JM: Yea. I agree. People are easy to dismiss that kind of thing but if you look at like all of those ancient religions, they were so based in things like the moon cycle – things that still effect the world today but we just have chosen to speak about it in a different way… 

AC: Yea, I think it’s been demeaned a lot. Like it’s fine to talk about mercury retrograde when your computer’s fucked up but like you won’t acknowledge that like there’s all these planets moving around and there’s all this stuff happening in the sky. I take that stuff pretty seriously and I do a lot of like moon rituals. When there’s a full moon I try to like look back at the last month and then when there’s a new moon I try to think about what I want to do. It’s really helpful you know?

JM: Yea. It’s so easy for people to dismiss. 

AC: I think it’s easy to dismiss because it’s not something you can buy. I think that’s what part of being an artist is, is like trying to fill your time with something that you are driven by internally or connects you to something bigger. I think that at this point in my life it’s about maintaining some level of happiness because like I’m not prone to happiness you know, so what can I do to like, try to get to that super zen place. Maybe I should be a monk or something.
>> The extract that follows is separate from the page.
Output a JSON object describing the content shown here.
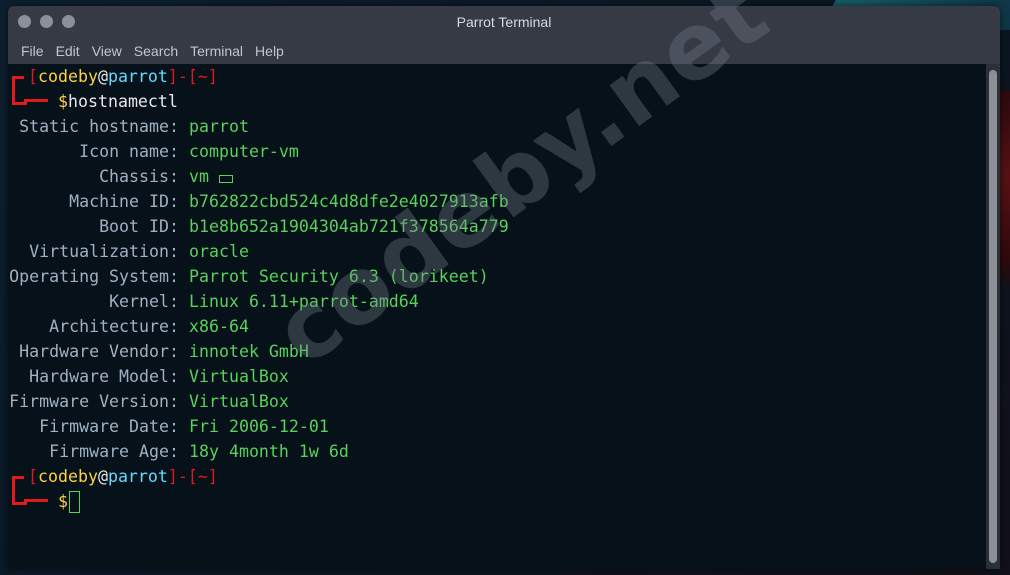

JM: And is artwork a way to get to that? 

AC: Yea. For me it’s like a coping mechanism – it’s a way to live in the world with some level of higher aspiration. I truly think that my best ideas have come when my brain was the most still you know, so… during acupuncture or meditating or just driving my car or just like – washing dishes, you know? I don’t think its spirituality – I don’t call it that in my mind, it’s just that there’s like half of things you can see and the other half is the things you can’t see. That’s just how I think about it instead of it being like “spirituality” – especially because I live in LA it’s such a fucking annoying word.

JM: But your work is still connected to the real world and you talk about your work being political. You’ve talked about women’s rights in Iran and how that can be seen as a counterpoint to your work maybe? 

AC: I think that’s a really nice way of saying it – that it’s a counterpoint and I think that once I become maybe more advanced or evolved as a human being I’ll be able to actually effect change. That’s my ultimate goal but I don’t really know how to do that yet. I grew up hearing that Iran was bad, you know, and so my parents want nothing to do with it. Because like, the revolution was meant to make them more free but in actuality it became much more oppressive because it became really religious and they country was becoming more western and then people were like ‘we don’t want to be more western.’

JM: And thinking about public spaces – in Pheremone Hotbox the women are mostly nude – that would be completely illegal in Iran. It seems like that’s a reaction?

AC: Well, for example, when I did the shots in Morocco we were in the south western  beach area called and all of the women wearing burkinis – and not that I have anything against that but it was like, I was trying to show something that was the opposite of that so we had to turn the corner and do our photos as to not disrespect them. But now if I post a picture from that period people post things in Arabic and when I translate it there about like me disrespecting Muhammad, you know?

JM: Oh really?

AC: Yea and they’re like ‘how could you have done that like you disrespected our country.’ You know what I mean? And that’s something to deal with – am I disrespecting their country because their country is ruled by one religion? For me its like this is our earth you know, and these are arches that I think are beautiful that I wanted to experience and is a nude body that offensive to you?

JM: And if you look at the images it’s like, why is this photograph of a woman in one country different to one in a different place? 

AC: Exactly!  That’s basically it. They’re just people in places.  

JM: Thanks so much for talking to me. Was there anything else? 

AC: No, no – just that I love 10 Magazine (laughing).

amandacharchian.com